In this study, LDL-R deficient mice were divided into groups and studied using the following protocol:
Group A (control)—fed a normal diet as in Example 1;
Group B1—fed a high cholesterol diet as described in Example 1 for 8 weeks;
Group B2—fed a high cholesterol diet as described in Example 1 for 12 weeks,
Group C1—fed a high cholesterol diet as described in Example 1 for 8 weeks, and treated by the preferred method of the present invention as described in Example 1 at 4 weeks of dietary intervention; and
Group C2—fed a high cholesterol diet as described in Example 1 for 12 weeks, and treated by the preferred method of the present invention as described in Example 1 at 8 weeks of dietary intervention.
For each group of animals, atherosclerotic area was assessed at either 8 or 12 weeks according to the method described in Example 1 under the heading “Assessment of Atherosclerosis”. As demonstrated by measurement of atherosclerotic area, the animals of group B (high cholesterol diet alone) exhibited substantial aortic lipid deposition, with group B1 animals having levels of 0.16±0.1 at eight weeks and group B2 animals having levels of 0. 17±0.1 at 12 weeks of dietary intervention.

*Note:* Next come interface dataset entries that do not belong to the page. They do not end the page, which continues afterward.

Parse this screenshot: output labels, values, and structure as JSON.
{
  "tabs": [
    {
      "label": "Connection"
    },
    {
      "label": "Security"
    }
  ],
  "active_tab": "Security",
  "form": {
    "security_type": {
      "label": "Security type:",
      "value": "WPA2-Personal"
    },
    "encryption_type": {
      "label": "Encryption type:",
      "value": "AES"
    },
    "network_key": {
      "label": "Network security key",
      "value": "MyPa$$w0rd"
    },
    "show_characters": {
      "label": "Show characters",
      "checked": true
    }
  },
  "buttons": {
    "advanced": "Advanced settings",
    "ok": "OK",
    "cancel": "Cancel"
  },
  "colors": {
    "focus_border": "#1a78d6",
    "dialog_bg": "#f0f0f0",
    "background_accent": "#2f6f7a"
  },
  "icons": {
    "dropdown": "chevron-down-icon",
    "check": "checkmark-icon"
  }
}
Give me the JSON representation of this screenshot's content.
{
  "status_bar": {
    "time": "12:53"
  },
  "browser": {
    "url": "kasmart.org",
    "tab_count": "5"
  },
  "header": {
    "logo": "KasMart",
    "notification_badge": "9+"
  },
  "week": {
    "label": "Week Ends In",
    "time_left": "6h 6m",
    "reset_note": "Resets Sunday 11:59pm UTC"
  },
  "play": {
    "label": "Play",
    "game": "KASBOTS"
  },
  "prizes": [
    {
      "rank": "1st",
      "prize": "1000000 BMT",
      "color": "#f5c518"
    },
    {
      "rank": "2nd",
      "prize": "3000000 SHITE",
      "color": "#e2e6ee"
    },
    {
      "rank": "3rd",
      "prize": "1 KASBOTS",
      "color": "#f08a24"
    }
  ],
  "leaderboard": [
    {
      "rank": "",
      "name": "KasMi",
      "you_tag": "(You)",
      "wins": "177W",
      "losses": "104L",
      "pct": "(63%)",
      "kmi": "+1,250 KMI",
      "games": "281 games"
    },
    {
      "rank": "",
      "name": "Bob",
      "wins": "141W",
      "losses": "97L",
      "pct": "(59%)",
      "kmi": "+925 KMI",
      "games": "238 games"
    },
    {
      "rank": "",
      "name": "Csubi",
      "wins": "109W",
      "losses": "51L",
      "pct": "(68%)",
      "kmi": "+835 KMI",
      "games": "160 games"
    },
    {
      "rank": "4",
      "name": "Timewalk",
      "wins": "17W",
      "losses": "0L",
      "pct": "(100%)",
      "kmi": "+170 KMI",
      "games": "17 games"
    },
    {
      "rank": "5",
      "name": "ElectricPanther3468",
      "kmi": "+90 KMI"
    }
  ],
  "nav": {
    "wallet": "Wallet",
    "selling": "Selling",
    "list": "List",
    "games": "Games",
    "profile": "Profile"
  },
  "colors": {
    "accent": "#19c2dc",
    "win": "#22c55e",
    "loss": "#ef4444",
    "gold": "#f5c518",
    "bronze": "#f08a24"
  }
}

In contrast, the animals of group C (high cholesterol diet with treatment according to the invention) exhibited profoundly reduced lipid deposition, with group C1 animals having levels of 0.04±0.03 (p<0.05) at eight weeks of dietary intervention, and group C2 animals having levels of 0.04±0.02 (p<0.01) at twelve weeks of dietary intervention.
The animals of group C also exhibited a marked reduction in xanthelasma and limb swelling as compared to animals of group B.
Total lipoprotein profiles were measured as in Example 1 by fast-phase liquid chromatography and an enzyme-linked assay. The results of this analysis showed that the animals of group B (high cholesterol diet alone) had markedly increased levels of total serum cholesterol (CHO 25.5±1.9 mM and triglycerides as compared to control group A (CHO 5.1±0.7 mM). This is to be contrasted with the animals of group C, which showed a significant reduction in both cholesterol (CHO 14.3±1.5 mM; p<0.01 for B vs. C) and triglycerides as compared to the animals of group B.
The treatment according to the preferred method of the present invention achieved about a forty percent reduction in total serum cholesterol and a significant reduction in triglyceride levels, and substantially inhibited the development of atherosclerosis in a mouse model of human familial hypercholesterolemia. In addition to substantially reducing the development of atherosclerosis at an early stage and inhibiting the progression of established atherosclerotic lesions, the treatment according to the preferred method of the present invention was shown to cause regression of existing atherosclerotic lesions. This can be seen for example by comparing the results for the animals of sub-groups B1 and C2 in Example 2, which show that existing plaque deposits at week eight of a high cholesterol diet are reduced by about 75% when the animals are treated at week eight according to the present invention. These improvements in cardiovascular health were accompanied by improvements in the animals' general overall appearance and appetite. It is believed that the atherosclerosis inhibitory effect is at least partially due to the reduction in cholesterol and triglyceride levels. However, the retardation in progression and regression of the formation of atherosclerotic plaques is not necessarily accompanied by a reduction in serum lipid levels.
Furthermore, the treatment of the present invention is capable of not only preventing increases in serum lipid levels caused by a high cholesterol diet, but is also effective in reducing existing moderate to high lipid levels.
Although the invention has been described with reference to specific preferred embodiments, it will be appreciated that many variations may be made to the invention without departing from the spirit or scope thereof. All such modifications are intended to be included within the scope of the following claims.